“This is a state that elected Jesse Ventura,” Jacobs said. “This is a state where you saw the populist movement. There’s a kind of resistance to the establishment that sometime erupts, but you need the right candidate, the right platform and terrific organization.”
But this is a tough year for the Greens to reclaim a stake in state politics, Jacobs said. It no longer has the national name recognition it had with Nader a decade ago. Liberal voters are likely to mobilize behind the DFL candidates in other key races, including the governor’s race and Sen. Al Franken’s re-election campaign, he said.
The attorney general’s race, Jacobs said, “I don’t think is going to stir a lot of passion or intensity.”
The Greens’ fervor, however, has not diminished with time.
Gathering at Macalester’s student center on Thursday, longtime Greens traveled from as far away as Hawaii and Maine to strategize, learn media outreach tactics, public speaking and campaigning skills.
As students on campus milled around for summer classes and programming, the Greens carried on with convention duties, posting old campaign signs for Nader and Cobb outside a meeting room.
Fulton Hanson traveled nearly 100 miles from Pine County to attend this year’s meeting. That’s a long trek for the 71-year-old, an ardent environmentalist and antiwar activist who lives in a log house in the rural county.
“A big trip for me is 5 miles,” he said with a chuckle.
Traveling to St. Paul was important, though. Hanson wanted to make sure the Greens were crafting positions on the international conflicts that have erupted in Ukraine and the Gaza Strip. Also on his agenda of important issues is the corporatization of politics and his fierce opposition to genetically modified foods.
“I want to see if I can light a fire under the Greens,” he said.
Kristine Osbakken, who is running for a seat in the Minnesota House representing Duluth, is keenly aware that getting elected to office is difficult without a large political machinery or major party status.
Osbakken, a former schoolteacher, canvassed her district over two weeks to get 600 signatures to qualify for the ballot. People were eager to support her candidacy because they are disillusioned with the current two-party system, she said.
Victory this fall would come if Dawkins secures enough votes for major party designation, Osbakken said. That would do away with the time-consuming task of gathering signatures to make a state’s ballot. Around the country, local Green Party affiliates have focused largely on securing ballot access and crafting political messages that will resonate with more voters.

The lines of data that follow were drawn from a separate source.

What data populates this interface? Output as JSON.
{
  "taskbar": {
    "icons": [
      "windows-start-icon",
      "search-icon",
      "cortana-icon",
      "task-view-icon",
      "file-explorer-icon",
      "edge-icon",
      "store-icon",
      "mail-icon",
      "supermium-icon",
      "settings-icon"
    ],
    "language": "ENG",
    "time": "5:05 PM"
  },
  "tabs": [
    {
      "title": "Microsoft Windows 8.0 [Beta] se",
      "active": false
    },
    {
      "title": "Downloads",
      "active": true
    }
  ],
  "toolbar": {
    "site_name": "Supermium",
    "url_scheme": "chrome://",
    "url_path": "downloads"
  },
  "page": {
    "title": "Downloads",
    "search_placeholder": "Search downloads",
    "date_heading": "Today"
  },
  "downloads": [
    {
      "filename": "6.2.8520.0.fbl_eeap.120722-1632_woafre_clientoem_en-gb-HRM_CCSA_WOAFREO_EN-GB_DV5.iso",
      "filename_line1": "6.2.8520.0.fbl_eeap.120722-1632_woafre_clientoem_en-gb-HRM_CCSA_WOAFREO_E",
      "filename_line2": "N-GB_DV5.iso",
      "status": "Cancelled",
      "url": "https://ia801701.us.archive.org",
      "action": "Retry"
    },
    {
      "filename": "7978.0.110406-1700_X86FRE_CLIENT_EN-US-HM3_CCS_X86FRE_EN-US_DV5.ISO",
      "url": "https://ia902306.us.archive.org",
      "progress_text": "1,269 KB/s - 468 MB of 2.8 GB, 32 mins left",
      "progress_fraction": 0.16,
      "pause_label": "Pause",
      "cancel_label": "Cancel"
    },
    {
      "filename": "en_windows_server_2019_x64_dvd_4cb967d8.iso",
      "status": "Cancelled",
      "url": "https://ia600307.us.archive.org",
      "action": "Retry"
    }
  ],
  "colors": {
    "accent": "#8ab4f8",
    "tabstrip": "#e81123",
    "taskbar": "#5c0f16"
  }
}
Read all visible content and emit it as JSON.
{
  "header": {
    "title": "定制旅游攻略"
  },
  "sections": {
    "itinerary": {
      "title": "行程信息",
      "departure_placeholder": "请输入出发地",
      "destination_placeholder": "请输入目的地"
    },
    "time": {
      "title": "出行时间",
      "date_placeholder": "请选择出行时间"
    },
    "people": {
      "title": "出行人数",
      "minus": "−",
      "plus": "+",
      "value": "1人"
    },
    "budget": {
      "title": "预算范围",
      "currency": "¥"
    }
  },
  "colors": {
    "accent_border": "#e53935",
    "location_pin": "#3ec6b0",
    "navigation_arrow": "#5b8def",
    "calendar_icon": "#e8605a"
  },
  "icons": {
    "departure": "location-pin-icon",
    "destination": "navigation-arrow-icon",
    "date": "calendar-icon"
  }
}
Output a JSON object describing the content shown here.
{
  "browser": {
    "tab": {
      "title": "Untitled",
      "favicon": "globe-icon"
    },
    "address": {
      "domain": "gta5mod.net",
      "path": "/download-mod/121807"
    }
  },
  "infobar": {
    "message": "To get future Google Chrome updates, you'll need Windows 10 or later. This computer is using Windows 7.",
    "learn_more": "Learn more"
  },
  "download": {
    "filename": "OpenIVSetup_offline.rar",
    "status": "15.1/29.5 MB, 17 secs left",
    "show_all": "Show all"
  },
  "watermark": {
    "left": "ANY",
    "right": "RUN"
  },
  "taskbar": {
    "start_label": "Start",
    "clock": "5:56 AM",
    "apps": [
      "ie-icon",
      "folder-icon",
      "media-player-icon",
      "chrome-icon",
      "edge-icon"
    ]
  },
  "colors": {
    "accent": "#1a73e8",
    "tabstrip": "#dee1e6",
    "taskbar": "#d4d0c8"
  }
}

“Andy Dawkins is doing such a good service,” she said. “If we can regain major party status again, or even minor party status, it allows us again to tap into the state funding. Now we have no status. … That put us at quite a disadvantage.”